Werner, K., Weng, X., Calaza, F., Sterrer, M., Kropp, T., Paier, J., et al. (2017). Toward an Understanding of Selective Alkyne Hydrogenation on Ceria: On the Impact of O Vacancies on H2 Interaction with CeO2(111). Journal of the American Chemical Society, 139(48), 17608-17616. doi:10.1021/jacs.7b10021.


Zitierlink: http://hdl.handle.net/11858/00-001M-0000-002E-9764-5
Zusammenfassung

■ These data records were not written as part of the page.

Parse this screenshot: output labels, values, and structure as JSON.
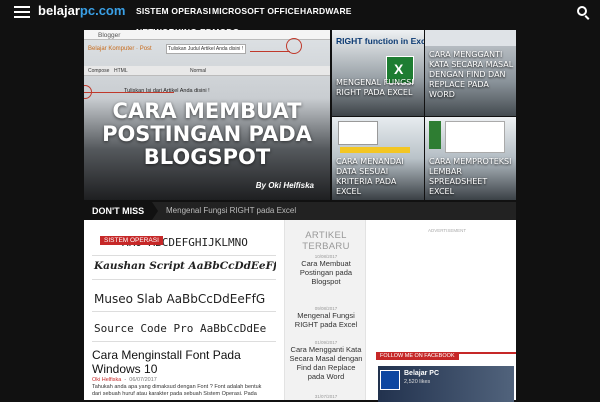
{
  "header": {
    "logo_main": "belajar",
    "logo_accent": "pc.com",
    "nav": [
      "SISTEM OPERASI",
      "MICROSOFT OFFICE",
      "HARDWARE",
      "NETWORKING",
      "EDMODO"
    ]
  },
  "slider": {
    "main": {
      "title": "CARA MEMBUAT POSTINGAN PADA BLOGSPOT",
      "author": "By Oki Helfiska",
      "editor_brand": "Blogger",
      "editor_crumb": "Belajar Komputer · Post",
      "editor_title_hint": "Tuliskan Judul Artikel Anda disini !",
      "editor_body_hint": "Tuliskan Isi dari Artikel Anda disini !",
      "editor_tabs": [
        "Compose",
        "HTML"
      ],
      "editor_format": "Normal"
    },
    "items": [
      {
        "caption": "MENGENAL FUNGSI RIGHT PADA EXCEL",
        "thumb_heading": "RIGHT function in Excel"
      },
      {
        "caption": "CARA MENGGANTI KATA SECARA MASAL DENGAN FIND DAN REPLACE PADA WORD"
      },
      {
        "caption": "CARA MENANDAI DATA SESUAI KRITERIA PADA EXCEL"
      },
      {
        "caption": "CARA MEMPROTEKSI LEMBAR SPREADSHEET EXCEL"
      }
    ]
  },
  "dont_miss": {
    "label": "DON'T MISS",
    "headline": "Mengenal Fungsi RIGHT pada Excel"
  },
  "post": {
    "badge": "SISTEM OPERASI",
    "font_samples": [
      "ARO ABCDEFGHIJKLMNO",
      "Kaushan Script AaBbCcDdEeFfGgHhIi",
      "Museo Slab AaBbCcDdEeFfG",
      "Source Code Pro AaBbCcDdEe"
    ],
    "title": "Cara Menginstall Font Pada Windows 10",
    "author": "Oki Helfiska",
    "date": "06/07/2017",
    "excerpt": "Tahukah anda apa yang dimaksud dengan Font ? Font adalah bentuk dari sebuah huruf atau karakter pada sebuah Sistem Operasi. Pada"
  },
  "sidebar": {
    "heading": "ARTIKEL TERBARU",
    "items": [
      {
        "date": "10/08/2017",
        "title": "Cara Membuat Postingan pada Blogspot"
      },
      {
        "date": "09/08/2017",
        "title": "Mengenal Fungsi RIGHT pada Excel"
      },
      {
        "date": "01/09/2017",
        "title": "Cara Mengganti Kata Secara Masal dengan Find dan Replace pada Word"
      },
      {
        "date": "31/07/2017",
        "title": ""
      }
    ]
  },
  "right": {
    "ad_label": "ADVERTISEMENT",
    "fb_label": "FOLLOW ME ON FACEBOOK",
    "fb_name": "Belajar PC",
    "fb_likes": "2,520 likes"
  },
  "colors": {
    "accent_red": "#c62828",
    "logo_blue": "#3aa0e6",
    "bar_dark": "#111111"
  }
}
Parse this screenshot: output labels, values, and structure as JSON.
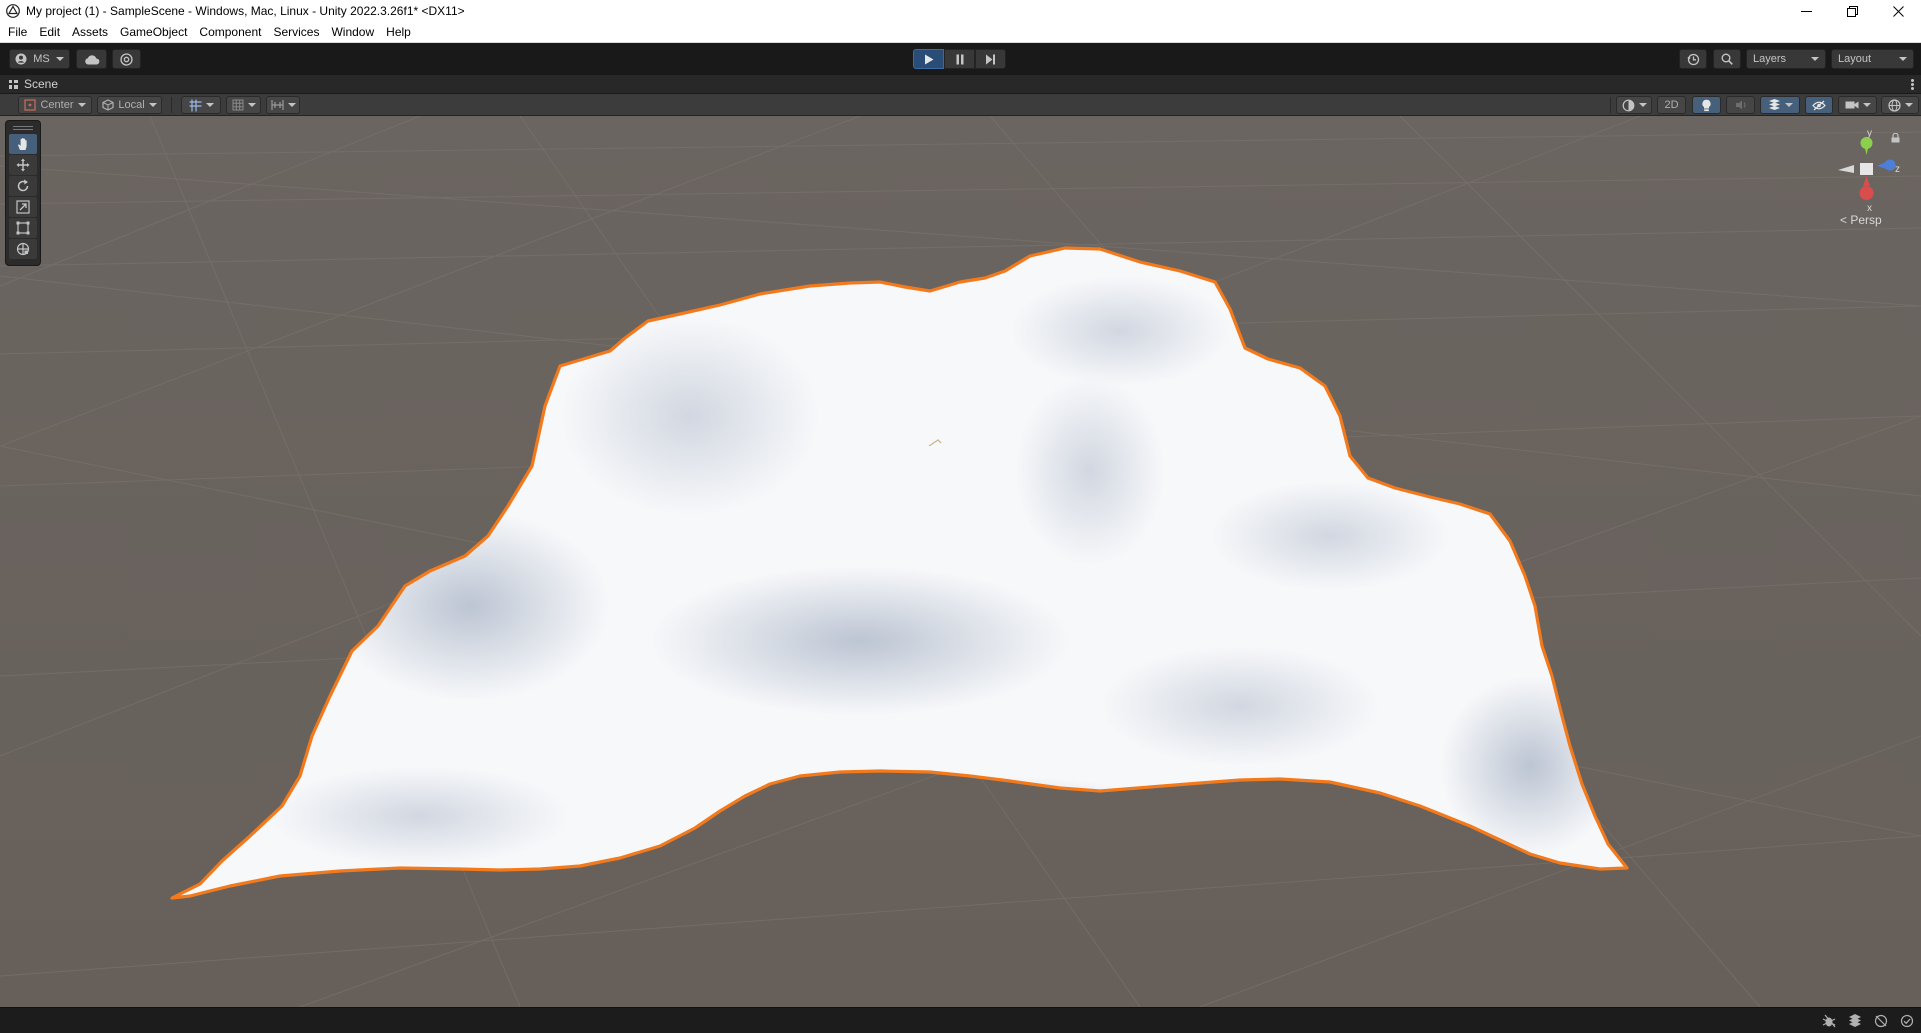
{
  "window": {
    "title": "My project (1) - SampleScene - Windows, Mac, Linux - Unity 2022.3.26f1* <DX11>",
    "controls": [
      "minimize-icon",
      "restore-icon",
      "close-icon"
    ]
  },
  "menubar": {
    "items": [
      "File",
      "Edit",
      "Assets",
      "GameObject",
      "Component",
      "Services",
      "Window",
      "Help"
    ]
  },
  "toolbar": {
    "account_label": "MS",
    "play_controls": [
      "play-icon",
      "pause-icon",
      "step-icon"
    ],
    "play_active": true,
    "layers_label": "Layers",
    "layout_label": "Layout"
  },
  "scene_tab": {
    "label": "Scene"
  },
  "scene_toolbar": {
    "pivot_mode": "Center",
    "pivot_rotation": "Local",
    "mode_2d_label": "2D"
  },
  "tools": [
    "hand-tool-icon",
    "move-tool-icon",
    "rotate-tool-icon",
    "scale-tool-icon",
    "rect-tool-icon",
    "transform-tool-icon"
  ],
  "active_tool": "hand-tool-icon",
  "gizmo": {
    "y_label": "y",
    "z_label": "z",
    "x_label": "x",
    "projection_label": "Persp"
  },
  "colors": {
    "selection_outline": "#f27a1d",
    "grid_background": "#6a635d",
    "play_active": "#294d77",
    "gizmo_y": "#8ccf4d",
    "gizmo_z": "#4d7fd9",
    "gizmo_x": "#d94d4d"
  }
}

Ceria (CeO2) has recently been found to be a promising catalyst in the selective hydrogenation of alkynes to alkenes. This reaction occurs primarily on highly dispersed metal catalysts, but rarely on oxide surfaces. The origin of the outstanding activity and selectivity observed on CeO2 remains unclear. In this work, we show that one key aspect of the hydrogenation reaction—the interaction of hydrogen with the oxide—depends strongly on the presence of O vacancies within CeO2. Through infrared reflection absorption spectroscopy on well-ordered CeO2(111) thin films and density functional theory (DFT) calculations, we show that the preferred heterolytic dissociation of molecular hydrogen on CeO2(111) requires H2 pressures in the mbar regime. Hydrogen depth profiling with nuclear reaction analysis indicates that H species stay on the surface of stoichiometric CeO2(111) films, whereas H incorporates as a volatile species into the volume of partially reduced CeO2–x(111) thin films (x ∼ 1.8–1.9). Complementary DFT calculations demonstrate that oxygen vacancies facilitate H incorporation below the surface and that they are the key to the stabilization of hydridic H species in the volume of reduced ceria.